Items from an interface collection
↓

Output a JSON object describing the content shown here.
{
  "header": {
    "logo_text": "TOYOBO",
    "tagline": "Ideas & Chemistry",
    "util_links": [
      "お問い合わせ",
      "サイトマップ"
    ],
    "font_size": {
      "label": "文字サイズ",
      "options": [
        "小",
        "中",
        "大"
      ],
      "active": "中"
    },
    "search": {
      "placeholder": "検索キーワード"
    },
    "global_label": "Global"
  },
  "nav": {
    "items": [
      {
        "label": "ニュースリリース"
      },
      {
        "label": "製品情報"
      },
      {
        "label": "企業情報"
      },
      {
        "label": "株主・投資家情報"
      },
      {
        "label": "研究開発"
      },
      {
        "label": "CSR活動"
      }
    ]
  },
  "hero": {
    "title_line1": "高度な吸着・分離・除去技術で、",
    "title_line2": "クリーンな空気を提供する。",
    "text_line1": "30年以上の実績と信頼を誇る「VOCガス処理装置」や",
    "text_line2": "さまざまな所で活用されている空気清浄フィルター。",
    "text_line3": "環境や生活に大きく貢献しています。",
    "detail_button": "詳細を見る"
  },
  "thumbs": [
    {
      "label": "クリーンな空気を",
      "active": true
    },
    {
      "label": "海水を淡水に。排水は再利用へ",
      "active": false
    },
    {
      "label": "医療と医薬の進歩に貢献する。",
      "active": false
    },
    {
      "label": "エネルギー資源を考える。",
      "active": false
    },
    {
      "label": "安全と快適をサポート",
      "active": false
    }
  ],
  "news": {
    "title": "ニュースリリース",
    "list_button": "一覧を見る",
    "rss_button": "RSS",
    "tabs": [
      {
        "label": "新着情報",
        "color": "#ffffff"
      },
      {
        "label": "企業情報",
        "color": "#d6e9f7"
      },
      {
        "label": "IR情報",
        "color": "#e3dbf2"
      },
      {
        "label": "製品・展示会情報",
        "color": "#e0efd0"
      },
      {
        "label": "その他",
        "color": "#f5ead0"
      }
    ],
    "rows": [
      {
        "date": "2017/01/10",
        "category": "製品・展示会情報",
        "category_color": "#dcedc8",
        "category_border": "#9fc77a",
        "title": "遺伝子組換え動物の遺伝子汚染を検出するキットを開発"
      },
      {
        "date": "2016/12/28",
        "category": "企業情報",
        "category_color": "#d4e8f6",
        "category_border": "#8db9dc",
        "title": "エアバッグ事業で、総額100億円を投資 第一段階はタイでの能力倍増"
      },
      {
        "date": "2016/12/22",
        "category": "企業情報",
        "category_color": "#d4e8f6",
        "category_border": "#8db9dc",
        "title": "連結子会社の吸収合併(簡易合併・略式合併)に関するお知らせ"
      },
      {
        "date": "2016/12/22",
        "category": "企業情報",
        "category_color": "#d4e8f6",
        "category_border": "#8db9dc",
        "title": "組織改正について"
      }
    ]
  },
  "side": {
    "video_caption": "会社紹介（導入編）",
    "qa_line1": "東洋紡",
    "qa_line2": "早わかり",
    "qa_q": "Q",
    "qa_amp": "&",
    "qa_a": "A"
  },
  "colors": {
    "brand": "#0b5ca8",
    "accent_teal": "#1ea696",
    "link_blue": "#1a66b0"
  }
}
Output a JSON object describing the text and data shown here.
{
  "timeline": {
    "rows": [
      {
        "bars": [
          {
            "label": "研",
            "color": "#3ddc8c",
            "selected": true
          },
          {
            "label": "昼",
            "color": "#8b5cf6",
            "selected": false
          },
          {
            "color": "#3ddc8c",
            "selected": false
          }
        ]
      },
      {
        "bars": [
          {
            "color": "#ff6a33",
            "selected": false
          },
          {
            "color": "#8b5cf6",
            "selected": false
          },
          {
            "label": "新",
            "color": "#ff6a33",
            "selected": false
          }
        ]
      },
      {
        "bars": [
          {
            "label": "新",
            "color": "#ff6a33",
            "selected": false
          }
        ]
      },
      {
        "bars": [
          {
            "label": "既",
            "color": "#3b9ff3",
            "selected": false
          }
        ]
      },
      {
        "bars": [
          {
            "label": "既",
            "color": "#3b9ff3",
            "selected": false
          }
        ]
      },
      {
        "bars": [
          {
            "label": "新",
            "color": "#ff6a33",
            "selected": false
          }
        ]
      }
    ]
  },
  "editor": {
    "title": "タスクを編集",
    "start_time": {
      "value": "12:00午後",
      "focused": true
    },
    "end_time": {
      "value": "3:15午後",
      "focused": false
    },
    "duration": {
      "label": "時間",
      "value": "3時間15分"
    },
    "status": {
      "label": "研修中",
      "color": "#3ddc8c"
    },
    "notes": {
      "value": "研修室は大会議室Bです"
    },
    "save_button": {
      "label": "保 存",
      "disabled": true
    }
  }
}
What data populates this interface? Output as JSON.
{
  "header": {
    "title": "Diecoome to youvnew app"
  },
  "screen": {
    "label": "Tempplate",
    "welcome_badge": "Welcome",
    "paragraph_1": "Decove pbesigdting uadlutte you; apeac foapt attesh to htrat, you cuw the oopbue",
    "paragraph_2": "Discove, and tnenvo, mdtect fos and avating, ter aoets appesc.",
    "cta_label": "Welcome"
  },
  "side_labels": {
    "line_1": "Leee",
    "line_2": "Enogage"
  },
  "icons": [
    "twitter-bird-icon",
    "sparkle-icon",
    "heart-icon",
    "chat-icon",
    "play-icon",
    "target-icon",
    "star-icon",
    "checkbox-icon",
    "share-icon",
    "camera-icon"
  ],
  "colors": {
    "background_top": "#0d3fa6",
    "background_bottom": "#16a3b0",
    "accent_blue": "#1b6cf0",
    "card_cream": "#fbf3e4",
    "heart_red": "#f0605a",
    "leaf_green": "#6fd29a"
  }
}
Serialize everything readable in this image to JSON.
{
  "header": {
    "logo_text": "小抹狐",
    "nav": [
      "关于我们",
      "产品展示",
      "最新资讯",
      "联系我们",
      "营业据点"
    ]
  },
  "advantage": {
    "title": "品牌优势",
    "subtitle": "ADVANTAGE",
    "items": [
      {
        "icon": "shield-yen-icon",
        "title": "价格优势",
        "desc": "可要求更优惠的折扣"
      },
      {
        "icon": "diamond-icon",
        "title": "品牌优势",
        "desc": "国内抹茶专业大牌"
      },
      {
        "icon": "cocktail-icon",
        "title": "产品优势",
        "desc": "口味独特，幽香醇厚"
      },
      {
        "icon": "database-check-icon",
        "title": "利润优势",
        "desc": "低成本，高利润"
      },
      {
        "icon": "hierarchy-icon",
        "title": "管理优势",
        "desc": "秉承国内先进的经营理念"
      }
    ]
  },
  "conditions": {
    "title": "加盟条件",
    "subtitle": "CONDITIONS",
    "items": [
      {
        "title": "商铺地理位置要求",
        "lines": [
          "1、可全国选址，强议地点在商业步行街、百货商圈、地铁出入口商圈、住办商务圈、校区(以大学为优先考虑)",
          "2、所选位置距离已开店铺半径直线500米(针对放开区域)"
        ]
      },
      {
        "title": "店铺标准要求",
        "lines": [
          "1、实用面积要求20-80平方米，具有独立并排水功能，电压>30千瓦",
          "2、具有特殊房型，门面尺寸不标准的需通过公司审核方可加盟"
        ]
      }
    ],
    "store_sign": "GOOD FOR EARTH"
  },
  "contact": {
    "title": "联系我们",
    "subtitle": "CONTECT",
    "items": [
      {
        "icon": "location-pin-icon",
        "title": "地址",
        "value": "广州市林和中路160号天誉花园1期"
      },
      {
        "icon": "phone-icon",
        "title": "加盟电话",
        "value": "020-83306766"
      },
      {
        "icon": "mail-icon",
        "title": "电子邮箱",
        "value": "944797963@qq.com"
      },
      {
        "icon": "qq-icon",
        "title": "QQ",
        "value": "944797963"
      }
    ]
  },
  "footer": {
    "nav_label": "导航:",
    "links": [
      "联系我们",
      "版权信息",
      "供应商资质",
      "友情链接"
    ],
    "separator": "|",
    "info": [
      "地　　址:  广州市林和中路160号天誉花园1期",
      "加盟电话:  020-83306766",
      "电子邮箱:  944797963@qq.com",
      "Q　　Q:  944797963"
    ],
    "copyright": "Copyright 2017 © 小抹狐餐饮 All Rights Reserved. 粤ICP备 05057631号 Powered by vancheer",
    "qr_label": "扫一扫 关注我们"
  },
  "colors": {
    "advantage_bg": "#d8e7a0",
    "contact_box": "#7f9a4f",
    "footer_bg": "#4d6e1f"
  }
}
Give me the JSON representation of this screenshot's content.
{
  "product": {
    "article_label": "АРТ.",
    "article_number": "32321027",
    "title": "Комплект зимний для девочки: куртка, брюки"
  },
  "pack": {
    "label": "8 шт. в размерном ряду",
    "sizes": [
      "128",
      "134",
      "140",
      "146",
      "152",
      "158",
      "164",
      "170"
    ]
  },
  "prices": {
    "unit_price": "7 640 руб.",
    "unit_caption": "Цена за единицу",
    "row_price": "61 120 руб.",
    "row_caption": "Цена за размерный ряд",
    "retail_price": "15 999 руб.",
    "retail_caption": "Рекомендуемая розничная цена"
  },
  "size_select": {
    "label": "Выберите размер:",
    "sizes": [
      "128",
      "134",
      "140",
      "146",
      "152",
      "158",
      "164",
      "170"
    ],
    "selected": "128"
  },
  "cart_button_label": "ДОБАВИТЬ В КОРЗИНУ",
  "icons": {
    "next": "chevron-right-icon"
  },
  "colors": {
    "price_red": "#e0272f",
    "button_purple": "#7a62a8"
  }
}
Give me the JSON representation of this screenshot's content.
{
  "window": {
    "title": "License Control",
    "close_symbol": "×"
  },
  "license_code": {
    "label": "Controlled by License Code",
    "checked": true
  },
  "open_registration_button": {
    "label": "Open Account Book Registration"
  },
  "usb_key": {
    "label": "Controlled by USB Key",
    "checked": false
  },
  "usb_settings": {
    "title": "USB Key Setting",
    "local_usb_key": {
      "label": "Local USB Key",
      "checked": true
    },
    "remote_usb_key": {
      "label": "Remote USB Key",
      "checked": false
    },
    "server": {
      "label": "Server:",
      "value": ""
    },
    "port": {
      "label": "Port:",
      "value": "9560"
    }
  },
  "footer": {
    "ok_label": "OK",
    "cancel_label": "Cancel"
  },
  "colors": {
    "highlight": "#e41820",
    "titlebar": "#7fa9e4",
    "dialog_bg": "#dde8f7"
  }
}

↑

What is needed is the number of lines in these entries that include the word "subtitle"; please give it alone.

RESPONSE TO THIS TASK - 3